  4. Safe Experimentation and Rollback: Feature flags provide a safety net for experimentation by allowing developers to toggle features on or off dynamically. In the event of unexpected issues or negative user feedback, developers can quickly disable or rollback features without reverting code changes, ensuring a seamless user experience.


Using feature flags in Laravel.

Installing Laravel Penant for Feature Flag Integration

Laravel Penant is a built-in feature flagging package that simplifies the process of implementing feature flags in Laravel applications. Follow these steps to install and configure Laravel Penant:

Step 1: Install Laravel Penant via Composer

Laravel Penant comes pre-installed with Laravel starting from version 8.x. If you’re using an older version of Laravel, you can install it via Composer:

Next, you should publish the Pennant configuration and migration files using the vendor:publish Artisan command:

Step 3: Migrate the Database

If you plan to use Laravel Penant’s database-driven feature flag storage, you can run the migration to create the necessary database tables:

Defining features:

To define a feature, you may use the define method offered by the Feature facade. You will need to provide a name for the feature, as well as a closure that will be invoked to resolve the feature’s initial value.

Typically, features are defined in a service provider using the Feature facade. The closure will receive the “scope” for the feature check. Most commonly, the scope is the currently authenticated user. In this example, we will define a feature for incrementally rolling out a new API to our application’s users:

After defining a feature flag you can check the feature flag status in in your aplication:

In wrapping up our discussion on feature flags in Laravel, we’ve seen how Laravel Penant simplifies their integration. By using feature flags, you’re not just managing features; you’re also refining user experiences.

So, as you dive into using feature flags with Laravel Penant, remember: experiment, deploy, and refine.
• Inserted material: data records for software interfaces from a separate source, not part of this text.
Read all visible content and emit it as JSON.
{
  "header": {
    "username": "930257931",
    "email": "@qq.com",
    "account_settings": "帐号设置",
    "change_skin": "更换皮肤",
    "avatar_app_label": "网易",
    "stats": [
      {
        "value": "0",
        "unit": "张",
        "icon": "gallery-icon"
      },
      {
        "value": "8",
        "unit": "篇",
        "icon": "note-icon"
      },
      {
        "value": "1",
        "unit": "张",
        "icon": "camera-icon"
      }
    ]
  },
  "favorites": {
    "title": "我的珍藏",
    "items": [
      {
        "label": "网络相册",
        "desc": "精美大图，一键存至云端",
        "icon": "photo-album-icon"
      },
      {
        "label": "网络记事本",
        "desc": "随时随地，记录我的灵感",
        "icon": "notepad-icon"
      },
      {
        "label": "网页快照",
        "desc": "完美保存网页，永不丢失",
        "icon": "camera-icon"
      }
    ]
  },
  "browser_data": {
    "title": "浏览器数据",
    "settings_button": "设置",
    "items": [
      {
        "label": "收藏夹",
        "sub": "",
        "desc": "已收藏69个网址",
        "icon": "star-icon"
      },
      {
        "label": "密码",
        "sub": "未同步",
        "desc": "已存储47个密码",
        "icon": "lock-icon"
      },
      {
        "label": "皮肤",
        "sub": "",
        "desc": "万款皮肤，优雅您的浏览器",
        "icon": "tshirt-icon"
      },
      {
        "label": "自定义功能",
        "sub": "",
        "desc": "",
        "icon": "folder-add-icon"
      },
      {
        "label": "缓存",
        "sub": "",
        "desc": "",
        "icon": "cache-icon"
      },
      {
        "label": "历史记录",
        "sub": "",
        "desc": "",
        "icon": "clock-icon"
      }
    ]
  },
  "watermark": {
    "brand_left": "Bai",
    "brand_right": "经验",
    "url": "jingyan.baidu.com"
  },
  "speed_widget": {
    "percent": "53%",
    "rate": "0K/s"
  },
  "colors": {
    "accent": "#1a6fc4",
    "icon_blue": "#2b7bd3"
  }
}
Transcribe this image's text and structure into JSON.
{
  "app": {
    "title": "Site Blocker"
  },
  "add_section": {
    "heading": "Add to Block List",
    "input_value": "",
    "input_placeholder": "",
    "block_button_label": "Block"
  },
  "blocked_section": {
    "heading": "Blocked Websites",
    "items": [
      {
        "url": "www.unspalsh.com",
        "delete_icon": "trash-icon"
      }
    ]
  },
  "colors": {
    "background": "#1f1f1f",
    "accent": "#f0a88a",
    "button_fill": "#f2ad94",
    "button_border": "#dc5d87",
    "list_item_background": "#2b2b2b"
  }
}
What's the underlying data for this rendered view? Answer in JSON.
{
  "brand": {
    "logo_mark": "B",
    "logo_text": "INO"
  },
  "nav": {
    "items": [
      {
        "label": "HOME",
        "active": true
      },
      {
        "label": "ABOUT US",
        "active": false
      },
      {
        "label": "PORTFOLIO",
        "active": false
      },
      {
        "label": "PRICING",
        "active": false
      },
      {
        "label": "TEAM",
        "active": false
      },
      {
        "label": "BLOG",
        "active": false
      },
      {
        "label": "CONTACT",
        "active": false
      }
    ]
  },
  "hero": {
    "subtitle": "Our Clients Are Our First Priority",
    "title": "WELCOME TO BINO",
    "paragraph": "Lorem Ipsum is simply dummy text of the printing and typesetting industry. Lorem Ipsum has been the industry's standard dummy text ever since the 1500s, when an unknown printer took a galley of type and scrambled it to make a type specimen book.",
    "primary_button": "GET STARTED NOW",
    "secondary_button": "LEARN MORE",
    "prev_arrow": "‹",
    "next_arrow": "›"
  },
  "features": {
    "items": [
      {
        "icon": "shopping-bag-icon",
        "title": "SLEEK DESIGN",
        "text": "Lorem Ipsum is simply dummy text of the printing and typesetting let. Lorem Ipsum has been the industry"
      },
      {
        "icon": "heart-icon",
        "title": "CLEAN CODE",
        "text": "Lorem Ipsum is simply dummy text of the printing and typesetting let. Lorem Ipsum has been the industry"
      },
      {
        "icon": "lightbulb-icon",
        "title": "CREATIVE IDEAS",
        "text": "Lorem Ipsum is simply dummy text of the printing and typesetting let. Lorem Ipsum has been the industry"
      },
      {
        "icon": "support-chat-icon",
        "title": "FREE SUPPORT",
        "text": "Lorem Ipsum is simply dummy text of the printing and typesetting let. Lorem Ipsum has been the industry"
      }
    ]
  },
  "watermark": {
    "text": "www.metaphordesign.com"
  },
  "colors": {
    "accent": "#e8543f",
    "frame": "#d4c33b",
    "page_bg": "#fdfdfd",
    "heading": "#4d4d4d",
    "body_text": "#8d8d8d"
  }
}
With every feature flag, you’re shaping better applications.

Here’s to unlocking the full potential of your Laravel projects with feature flags and Laravel Penant.